• PROMPT: If a line in the entries below holds the string "USDT", copy it.

• RECORDS FOR THIS TASK:
=======

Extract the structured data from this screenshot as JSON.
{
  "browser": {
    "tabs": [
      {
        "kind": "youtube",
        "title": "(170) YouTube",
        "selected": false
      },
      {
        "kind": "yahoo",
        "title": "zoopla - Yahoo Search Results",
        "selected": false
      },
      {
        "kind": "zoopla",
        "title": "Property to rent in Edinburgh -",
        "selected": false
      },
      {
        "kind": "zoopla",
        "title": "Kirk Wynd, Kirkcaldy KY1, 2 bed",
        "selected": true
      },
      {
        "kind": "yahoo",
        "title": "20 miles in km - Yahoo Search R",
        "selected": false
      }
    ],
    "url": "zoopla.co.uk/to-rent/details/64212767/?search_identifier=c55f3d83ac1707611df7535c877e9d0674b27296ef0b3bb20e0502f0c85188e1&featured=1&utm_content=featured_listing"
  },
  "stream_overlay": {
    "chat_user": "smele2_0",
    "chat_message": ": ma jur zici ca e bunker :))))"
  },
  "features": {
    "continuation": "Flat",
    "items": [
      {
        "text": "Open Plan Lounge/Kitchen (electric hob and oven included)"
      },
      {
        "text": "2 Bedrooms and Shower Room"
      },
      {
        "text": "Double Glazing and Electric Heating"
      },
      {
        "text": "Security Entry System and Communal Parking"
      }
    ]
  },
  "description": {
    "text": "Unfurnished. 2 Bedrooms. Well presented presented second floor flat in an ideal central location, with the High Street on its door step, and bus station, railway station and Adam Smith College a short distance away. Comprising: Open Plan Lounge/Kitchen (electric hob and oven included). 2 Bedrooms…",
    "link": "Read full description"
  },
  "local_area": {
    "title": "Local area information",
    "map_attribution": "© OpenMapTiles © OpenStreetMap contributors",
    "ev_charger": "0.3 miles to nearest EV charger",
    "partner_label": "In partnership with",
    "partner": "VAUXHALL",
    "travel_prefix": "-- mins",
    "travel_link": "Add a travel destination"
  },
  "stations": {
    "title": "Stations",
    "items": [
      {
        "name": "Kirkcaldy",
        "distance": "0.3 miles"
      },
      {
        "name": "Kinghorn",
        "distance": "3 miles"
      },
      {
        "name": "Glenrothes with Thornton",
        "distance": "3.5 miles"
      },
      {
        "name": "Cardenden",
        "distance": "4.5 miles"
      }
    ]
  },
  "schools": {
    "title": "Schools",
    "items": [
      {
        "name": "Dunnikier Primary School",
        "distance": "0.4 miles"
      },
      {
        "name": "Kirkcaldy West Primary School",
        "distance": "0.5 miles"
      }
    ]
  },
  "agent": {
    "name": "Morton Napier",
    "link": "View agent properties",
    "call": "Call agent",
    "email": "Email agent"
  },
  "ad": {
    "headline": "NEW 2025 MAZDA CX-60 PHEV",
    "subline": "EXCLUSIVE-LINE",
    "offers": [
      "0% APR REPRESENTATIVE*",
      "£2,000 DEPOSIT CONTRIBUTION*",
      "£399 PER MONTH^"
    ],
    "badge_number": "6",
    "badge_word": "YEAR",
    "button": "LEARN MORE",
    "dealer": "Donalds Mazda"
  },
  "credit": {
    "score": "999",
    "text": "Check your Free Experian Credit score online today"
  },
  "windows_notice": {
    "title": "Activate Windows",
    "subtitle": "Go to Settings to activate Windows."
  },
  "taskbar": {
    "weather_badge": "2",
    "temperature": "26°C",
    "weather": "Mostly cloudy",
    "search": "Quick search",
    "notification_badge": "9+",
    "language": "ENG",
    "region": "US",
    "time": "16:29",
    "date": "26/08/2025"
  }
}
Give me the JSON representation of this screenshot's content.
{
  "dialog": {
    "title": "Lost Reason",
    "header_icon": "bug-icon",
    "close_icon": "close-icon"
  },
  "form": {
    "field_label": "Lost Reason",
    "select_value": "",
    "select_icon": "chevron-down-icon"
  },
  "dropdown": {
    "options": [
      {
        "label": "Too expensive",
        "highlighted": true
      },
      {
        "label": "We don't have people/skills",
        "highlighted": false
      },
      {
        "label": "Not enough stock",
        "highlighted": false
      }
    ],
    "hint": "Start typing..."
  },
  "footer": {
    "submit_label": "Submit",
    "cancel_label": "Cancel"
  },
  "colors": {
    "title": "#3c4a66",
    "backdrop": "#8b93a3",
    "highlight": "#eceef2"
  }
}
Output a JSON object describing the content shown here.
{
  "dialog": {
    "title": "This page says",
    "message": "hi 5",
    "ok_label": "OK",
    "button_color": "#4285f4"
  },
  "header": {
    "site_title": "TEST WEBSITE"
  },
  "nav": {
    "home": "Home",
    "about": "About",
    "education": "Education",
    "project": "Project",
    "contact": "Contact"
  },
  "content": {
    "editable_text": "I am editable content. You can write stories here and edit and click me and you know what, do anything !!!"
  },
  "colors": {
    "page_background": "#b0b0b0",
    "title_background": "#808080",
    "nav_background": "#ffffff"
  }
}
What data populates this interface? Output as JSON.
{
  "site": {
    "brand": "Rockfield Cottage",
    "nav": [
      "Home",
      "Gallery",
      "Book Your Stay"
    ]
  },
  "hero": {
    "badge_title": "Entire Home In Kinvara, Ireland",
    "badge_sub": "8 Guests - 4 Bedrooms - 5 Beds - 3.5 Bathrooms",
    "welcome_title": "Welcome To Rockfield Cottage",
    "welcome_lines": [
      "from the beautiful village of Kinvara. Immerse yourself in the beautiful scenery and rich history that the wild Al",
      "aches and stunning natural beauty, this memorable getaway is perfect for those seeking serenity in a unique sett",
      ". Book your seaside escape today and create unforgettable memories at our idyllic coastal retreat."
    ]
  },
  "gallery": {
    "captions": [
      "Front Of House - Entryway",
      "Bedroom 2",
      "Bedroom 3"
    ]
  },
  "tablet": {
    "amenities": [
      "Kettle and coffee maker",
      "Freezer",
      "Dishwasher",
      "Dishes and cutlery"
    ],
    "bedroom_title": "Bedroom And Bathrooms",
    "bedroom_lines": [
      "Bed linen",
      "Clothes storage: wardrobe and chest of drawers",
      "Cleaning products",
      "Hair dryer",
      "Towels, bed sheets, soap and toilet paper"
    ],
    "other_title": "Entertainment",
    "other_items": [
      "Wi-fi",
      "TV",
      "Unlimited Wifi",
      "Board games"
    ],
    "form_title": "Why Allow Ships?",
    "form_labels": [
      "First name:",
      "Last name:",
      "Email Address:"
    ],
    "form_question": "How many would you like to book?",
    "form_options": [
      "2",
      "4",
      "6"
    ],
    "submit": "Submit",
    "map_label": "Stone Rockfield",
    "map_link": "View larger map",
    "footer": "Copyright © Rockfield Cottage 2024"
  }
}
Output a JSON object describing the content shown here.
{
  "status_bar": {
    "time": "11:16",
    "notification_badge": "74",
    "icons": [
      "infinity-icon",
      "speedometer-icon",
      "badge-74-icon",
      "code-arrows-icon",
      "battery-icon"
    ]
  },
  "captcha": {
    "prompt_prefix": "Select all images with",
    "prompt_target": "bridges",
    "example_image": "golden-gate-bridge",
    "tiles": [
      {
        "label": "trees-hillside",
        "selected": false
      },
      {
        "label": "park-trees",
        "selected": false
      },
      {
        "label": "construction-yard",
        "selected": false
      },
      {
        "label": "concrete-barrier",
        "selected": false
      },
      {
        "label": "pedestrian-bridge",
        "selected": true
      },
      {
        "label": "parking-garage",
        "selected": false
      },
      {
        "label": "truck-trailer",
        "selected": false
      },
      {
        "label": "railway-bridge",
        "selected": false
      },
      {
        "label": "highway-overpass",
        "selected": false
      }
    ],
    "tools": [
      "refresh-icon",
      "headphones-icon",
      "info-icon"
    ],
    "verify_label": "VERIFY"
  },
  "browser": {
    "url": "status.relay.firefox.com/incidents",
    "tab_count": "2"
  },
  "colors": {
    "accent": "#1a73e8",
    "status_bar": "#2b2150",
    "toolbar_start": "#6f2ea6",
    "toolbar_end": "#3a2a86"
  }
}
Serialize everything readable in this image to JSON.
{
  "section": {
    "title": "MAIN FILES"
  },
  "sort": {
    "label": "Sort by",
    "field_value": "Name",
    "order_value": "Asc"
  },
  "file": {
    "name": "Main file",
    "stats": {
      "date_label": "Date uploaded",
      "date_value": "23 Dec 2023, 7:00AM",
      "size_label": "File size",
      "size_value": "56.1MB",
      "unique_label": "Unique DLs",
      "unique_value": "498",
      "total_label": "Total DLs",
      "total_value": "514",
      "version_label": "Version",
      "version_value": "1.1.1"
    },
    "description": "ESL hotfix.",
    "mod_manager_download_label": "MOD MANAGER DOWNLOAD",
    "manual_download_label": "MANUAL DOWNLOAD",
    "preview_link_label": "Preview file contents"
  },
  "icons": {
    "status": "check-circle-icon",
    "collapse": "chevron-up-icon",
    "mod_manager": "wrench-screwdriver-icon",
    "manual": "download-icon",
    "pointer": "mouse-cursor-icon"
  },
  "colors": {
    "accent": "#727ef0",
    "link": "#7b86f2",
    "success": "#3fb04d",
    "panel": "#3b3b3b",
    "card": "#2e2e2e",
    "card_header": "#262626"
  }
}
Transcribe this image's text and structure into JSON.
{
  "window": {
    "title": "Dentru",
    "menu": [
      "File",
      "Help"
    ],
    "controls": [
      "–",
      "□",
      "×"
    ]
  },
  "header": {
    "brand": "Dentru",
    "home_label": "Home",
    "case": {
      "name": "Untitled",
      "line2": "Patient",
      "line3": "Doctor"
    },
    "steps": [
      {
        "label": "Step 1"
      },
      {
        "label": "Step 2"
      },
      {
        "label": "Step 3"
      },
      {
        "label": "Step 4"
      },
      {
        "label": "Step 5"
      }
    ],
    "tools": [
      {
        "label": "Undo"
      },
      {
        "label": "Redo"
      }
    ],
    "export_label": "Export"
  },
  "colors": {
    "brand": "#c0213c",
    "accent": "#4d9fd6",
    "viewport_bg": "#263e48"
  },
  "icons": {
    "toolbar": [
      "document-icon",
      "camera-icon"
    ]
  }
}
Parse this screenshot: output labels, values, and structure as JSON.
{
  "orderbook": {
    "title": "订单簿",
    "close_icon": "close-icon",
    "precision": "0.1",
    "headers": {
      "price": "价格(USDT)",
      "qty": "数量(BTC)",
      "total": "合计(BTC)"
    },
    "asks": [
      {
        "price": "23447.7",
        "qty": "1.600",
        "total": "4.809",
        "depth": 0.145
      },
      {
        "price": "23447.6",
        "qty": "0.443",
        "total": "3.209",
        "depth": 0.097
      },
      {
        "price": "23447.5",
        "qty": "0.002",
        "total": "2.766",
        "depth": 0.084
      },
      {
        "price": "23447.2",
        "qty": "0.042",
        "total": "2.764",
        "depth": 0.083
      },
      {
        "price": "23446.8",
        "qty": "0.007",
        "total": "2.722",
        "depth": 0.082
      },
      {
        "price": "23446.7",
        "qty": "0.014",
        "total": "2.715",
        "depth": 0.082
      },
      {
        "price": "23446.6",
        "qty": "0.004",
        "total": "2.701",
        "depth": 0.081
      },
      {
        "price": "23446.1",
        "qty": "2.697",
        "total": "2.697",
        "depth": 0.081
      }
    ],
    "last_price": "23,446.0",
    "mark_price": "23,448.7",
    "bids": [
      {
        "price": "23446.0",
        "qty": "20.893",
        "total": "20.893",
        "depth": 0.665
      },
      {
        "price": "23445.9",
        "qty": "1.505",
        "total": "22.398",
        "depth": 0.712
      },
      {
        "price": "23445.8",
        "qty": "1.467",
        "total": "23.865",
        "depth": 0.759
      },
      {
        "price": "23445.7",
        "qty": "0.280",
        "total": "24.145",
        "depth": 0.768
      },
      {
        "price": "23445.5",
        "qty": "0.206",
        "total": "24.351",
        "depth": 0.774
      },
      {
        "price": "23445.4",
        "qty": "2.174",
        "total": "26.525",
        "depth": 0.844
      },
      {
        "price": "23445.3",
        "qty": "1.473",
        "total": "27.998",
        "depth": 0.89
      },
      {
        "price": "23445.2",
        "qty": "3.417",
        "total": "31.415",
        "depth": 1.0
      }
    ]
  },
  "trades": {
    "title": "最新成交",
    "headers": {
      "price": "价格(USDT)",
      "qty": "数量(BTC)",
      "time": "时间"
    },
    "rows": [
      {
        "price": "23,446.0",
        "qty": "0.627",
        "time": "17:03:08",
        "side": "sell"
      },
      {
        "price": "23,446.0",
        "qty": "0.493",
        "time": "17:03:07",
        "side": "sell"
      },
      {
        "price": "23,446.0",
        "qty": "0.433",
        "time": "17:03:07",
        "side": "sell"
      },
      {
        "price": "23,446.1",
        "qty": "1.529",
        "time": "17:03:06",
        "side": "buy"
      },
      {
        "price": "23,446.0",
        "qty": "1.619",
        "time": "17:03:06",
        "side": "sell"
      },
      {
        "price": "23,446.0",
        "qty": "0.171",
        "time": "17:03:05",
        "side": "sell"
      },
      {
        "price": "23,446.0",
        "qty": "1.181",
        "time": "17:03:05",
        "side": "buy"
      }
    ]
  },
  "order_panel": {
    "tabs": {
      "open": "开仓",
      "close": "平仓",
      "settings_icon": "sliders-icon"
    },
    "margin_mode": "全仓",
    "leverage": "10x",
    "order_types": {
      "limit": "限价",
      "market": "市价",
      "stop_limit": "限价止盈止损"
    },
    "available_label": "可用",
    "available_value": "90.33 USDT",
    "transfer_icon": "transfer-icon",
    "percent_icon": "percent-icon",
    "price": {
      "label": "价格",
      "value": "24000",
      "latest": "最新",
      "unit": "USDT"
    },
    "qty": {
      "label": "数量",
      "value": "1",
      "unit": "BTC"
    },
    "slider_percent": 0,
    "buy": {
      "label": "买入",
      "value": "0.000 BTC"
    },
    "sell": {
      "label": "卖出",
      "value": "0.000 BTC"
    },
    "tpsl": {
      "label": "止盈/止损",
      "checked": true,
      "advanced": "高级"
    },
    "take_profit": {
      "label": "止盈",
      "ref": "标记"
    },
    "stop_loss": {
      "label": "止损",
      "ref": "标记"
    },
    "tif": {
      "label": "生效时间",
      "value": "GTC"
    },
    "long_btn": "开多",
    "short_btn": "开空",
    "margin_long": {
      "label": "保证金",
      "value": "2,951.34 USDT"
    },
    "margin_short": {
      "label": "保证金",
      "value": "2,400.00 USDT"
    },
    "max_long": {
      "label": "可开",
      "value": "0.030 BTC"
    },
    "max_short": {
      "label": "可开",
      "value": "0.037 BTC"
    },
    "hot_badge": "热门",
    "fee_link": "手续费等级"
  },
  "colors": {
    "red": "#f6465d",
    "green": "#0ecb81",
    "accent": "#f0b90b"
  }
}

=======

• SOLUTION TO THIS PROBLEM:
      "price": "价格(USDT)",
      "price": "价格(USDT)",
    "available_value": "90.33 USDT",
      "unit": "USDT"
      "value": "2,951.34 USDT"
      "value": "2,400.00 USDT"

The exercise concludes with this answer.